I am a bit of a hoe for metaphors, as anyone in my Yr12 Lit class will tell you. What I like about metaphors is that they’re subtle but also not. Like on the surface, it seems completely normal but peel away the skin and BAM the muscles that held it up become incredibly obvious. You thought Overeager Beager was just a random fun name (and it totally still is) but there is symbolism here. Let’s peel back a bit of the skin.
Beavers are engineers. Out of bark, leaves, branches and whatever else they can find, they build lodges for themselves up to 2.4m wide and 1m high. They shape the environment to their will by building dams to redirect the flow of water, much the same way that humans meld their environment so they can water whatever priorities they decide on. I mean just look at how this entire waterway has been changed by the beaver’s dams.
They do this with a relentless work ethic that I’d like to emulate. Indeed “eager beaver” is synonymous with an industrious person who always gets the job done.
If I was back in my Yr12 Lit class, I could try to stretch this metaphor by claiming that “beaver” is a tongue in cheek reference to my experience as a woman. But like, I was so not thinking about genitalia when I decided on this cute nickname. Also it grates me that this would reduce the entire experience of being a women to your genitalia, and people without “beavers” can still identify as women or femme. The “overeager” adjective also adds a whole lot of connotations that I don’t reaaaaally want in this semi-professional blog.

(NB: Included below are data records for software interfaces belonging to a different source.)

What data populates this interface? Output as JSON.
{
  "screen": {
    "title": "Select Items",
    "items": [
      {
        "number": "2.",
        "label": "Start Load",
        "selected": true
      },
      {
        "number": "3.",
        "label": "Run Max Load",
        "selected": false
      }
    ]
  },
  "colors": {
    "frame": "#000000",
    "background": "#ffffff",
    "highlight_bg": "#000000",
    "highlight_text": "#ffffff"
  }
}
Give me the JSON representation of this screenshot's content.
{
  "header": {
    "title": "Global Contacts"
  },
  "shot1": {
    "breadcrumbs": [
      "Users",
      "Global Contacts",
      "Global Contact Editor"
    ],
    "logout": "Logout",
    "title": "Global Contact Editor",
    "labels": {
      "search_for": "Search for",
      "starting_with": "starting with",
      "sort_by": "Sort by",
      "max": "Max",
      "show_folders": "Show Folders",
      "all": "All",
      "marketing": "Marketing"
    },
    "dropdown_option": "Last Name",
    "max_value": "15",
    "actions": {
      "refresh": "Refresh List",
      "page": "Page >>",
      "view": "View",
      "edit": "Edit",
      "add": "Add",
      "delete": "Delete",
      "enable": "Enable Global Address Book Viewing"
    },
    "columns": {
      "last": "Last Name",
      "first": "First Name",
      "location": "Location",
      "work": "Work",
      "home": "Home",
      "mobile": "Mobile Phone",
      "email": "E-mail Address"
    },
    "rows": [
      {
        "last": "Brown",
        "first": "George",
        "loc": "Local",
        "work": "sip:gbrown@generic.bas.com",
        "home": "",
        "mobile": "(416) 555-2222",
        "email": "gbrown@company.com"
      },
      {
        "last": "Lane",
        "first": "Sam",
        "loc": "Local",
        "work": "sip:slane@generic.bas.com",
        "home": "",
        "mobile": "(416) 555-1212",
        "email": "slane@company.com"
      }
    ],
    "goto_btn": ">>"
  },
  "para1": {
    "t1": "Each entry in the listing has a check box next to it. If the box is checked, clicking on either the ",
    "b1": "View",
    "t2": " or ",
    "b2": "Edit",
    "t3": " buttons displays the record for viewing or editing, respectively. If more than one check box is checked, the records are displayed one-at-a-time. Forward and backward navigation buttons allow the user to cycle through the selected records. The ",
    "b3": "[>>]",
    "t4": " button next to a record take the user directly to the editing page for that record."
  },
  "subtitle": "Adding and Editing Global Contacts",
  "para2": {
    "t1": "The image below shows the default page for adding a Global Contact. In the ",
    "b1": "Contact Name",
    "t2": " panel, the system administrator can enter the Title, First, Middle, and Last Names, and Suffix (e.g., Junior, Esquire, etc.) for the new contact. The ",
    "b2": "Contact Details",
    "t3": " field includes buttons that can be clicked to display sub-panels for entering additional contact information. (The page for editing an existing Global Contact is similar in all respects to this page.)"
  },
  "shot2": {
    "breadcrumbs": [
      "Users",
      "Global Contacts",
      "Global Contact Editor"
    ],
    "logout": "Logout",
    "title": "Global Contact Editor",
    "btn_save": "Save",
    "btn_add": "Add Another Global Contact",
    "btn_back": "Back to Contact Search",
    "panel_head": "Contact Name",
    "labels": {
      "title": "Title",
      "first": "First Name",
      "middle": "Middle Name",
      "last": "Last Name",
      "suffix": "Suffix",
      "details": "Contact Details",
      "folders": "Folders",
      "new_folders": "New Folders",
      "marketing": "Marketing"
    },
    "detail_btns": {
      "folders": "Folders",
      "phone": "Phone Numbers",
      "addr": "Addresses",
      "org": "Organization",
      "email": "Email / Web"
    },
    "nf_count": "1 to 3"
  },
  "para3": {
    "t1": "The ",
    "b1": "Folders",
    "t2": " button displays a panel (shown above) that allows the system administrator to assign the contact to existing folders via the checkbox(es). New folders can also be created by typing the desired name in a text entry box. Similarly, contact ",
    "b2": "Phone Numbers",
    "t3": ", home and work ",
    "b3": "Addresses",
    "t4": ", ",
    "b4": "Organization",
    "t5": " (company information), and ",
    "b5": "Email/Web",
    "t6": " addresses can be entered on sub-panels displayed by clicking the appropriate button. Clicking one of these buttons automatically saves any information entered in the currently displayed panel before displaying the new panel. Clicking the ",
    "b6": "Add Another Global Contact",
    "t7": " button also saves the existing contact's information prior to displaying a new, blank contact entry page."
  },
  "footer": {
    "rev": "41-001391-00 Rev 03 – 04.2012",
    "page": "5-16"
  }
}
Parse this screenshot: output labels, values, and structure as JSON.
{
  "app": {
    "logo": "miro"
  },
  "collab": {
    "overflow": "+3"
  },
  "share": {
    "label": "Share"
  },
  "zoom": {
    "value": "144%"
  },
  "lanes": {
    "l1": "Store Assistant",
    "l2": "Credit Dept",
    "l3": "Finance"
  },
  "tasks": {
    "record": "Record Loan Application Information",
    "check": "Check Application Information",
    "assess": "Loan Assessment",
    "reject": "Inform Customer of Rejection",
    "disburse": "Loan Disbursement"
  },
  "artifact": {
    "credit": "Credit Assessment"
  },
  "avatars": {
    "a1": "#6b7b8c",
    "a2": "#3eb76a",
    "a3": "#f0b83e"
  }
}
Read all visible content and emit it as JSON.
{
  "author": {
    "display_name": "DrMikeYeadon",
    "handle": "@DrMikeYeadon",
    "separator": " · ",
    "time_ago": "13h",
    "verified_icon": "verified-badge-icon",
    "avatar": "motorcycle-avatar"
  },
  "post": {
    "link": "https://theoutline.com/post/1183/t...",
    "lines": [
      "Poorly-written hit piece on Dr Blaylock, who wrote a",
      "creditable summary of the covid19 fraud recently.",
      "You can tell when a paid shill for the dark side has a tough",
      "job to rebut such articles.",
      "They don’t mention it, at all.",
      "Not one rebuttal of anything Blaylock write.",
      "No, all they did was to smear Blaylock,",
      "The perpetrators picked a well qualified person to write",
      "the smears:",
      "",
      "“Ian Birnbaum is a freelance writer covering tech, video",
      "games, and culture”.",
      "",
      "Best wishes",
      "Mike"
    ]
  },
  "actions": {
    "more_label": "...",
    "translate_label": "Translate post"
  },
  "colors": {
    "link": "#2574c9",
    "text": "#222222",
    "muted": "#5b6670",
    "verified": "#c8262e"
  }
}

Lol so I just looked up “eager beaver” and the definition that comes after “someone who is very keen/damn excited/anxious for something” is “a girl…who is very interested and anxious to explore her sexual promiscuity…an easy hookup”. I guess the “beaver” interpretation is more legit now ugh. Centring an interpretation that focuses on a woman’s vag (and it’s perceived ‘overeagerness’) instead of her “damn excitement” for STEM happens enough in real world spaces already. It’s so ironic that it’s now cropping up in the blog title that I have literally created as a haven for my geekiness. I didn’t mean it to but that’s the point isn’t it – this stuff shadows you whether you want it to or not.
The exact wording of “overeager beager” actually came out of a convo I was having with a mate. I was explaining the intense nEwBiE eNeRgY of my meetings with Melon and Papaya back when I was still deciding whether to join their lab for my honours year. He promptly nicknamed me Overeager Beaver (well, oVeR EAgeR bEAveR) and it’s actually pretty apt, so thanks mate.
When you like something that is considered “teacher/parent/authority-figure approved” and can’t stop talking about it, you can come off as a bit of a prick. So I guess metaphors appeal to me because they’re a technique for hiding something in plain sight. Instead of spraying everyone with my overeagerness, it allows the only people who are really interested to see. My zoom background for example is this visualisation of all the co-citations in Nature papers over the past 150 years – super fucking nerdy. But unless you specifically ask me about it or happen to be familiar with data visualisations, it’s just a very aesthetic explosion. The beauty is obvious even if you don’t understand what it means.